ACTION ITEM |
Below are the records; retype each one exactly.

App and web page records |
= = =

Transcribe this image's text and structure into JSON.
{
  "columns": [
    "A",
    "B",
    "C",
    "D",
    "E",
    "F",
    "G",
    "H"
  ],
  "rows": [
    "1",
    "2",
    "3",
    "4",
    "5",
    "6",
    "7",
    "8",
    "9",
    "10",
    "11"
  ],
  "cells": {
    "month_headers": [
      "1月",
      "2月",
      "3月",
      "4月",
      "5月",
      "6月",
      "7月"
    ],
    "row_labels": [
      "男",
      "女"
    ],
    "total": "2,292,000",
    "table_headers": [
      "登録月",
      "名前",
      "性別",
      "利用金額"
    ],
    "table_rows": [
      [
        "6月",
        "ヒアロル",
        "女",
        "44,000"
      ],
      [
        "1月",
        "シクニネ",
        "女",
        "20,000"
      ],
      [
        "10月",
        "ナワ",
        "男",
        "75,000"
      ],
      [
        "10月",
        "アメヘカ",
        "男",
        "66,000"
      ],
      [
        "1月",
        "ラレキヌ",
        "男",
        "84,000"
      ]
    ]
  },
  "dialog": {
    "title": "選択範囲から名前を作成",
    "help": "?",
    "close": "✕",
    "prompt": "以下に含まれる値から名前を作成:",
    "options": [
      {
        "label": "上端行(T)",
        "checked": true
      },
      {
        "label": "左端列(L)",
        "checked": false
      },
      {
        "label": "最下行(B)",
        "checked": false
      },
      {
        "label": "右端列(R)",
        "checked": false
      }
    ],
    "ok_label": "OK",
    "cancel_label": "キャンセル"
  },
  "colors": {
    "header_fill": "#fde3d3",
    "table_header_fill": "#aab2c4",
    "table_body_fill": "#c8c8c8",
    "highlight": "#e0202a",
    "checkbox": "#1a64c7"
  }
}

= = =

SOLUTION TO THE EXERCISE |
Transcribe this image's text and structure into JSON.
{
  "columns": [
    "A",
    "B",
    "C",
    "D",
    "E",
    "F",
    "G",
    "H"
  ],
  "rows": [
    "1",
    "2",
    "3",
    "4",
    "5",
    "6",
    "7",
    "8",
    "9",
    "10",
    "11"
  ],
  "cells": {
    "month_headers": [
      "1月",
      "2月",
      "3月",
      "4月",
      "5月",
      "6月",
      "7月"
    ],
    "row_labels": [
      "男",
      "女"
    ],
    "total": "2,292,000",
    "table_headers": [
      "登録月",
      "名前",
      "性別",
      "利用金額"
    ],
    "table_rows": [
      [
        "6月",
        "ヒアロル",
        "女",
        "44,000"
      ],
      [
        "1月",
        "シクニネ",
        "女",
        "20,000"
      ],
      [
        "10月",
        "ナワ",
        "男",
        "75,000"
      ],
      [
        "10月",
        "アメヘカ",
        "男",
        "66,000"
      ],
      [
        "1月",
        "ラレキヌ",
        "男",
        "84,000"
      ]
    ]
  },
  "dialog": {
    "title": "選択範囲から名前を作成",
    "help": "?",
    "close": "✕",
    "prompt": "以下に含まれる値から名前を作成:",
    "options": [
      {
        "label": "上端行(T)",
        "checked": true
      },
      {
        "label": "左端列(L)",
        "checked": false
      },
      {
        "label": "最下行(B)",
        "checked": false
      },
      {
        "label": "右端列(R)",
        "checked": false
      }
    ],
    "ok_label": "OK",
    "cancel_label": "キャンセル"
  },
  "colors": {
    "header_fill": "#fde3d3",
    "table_header_fill": "#aab2c4",
    "table_body_fill": "#c8c8c8",
    "highlight": "#e0202a",
    "checkbox": "#1a64c7"
  }
}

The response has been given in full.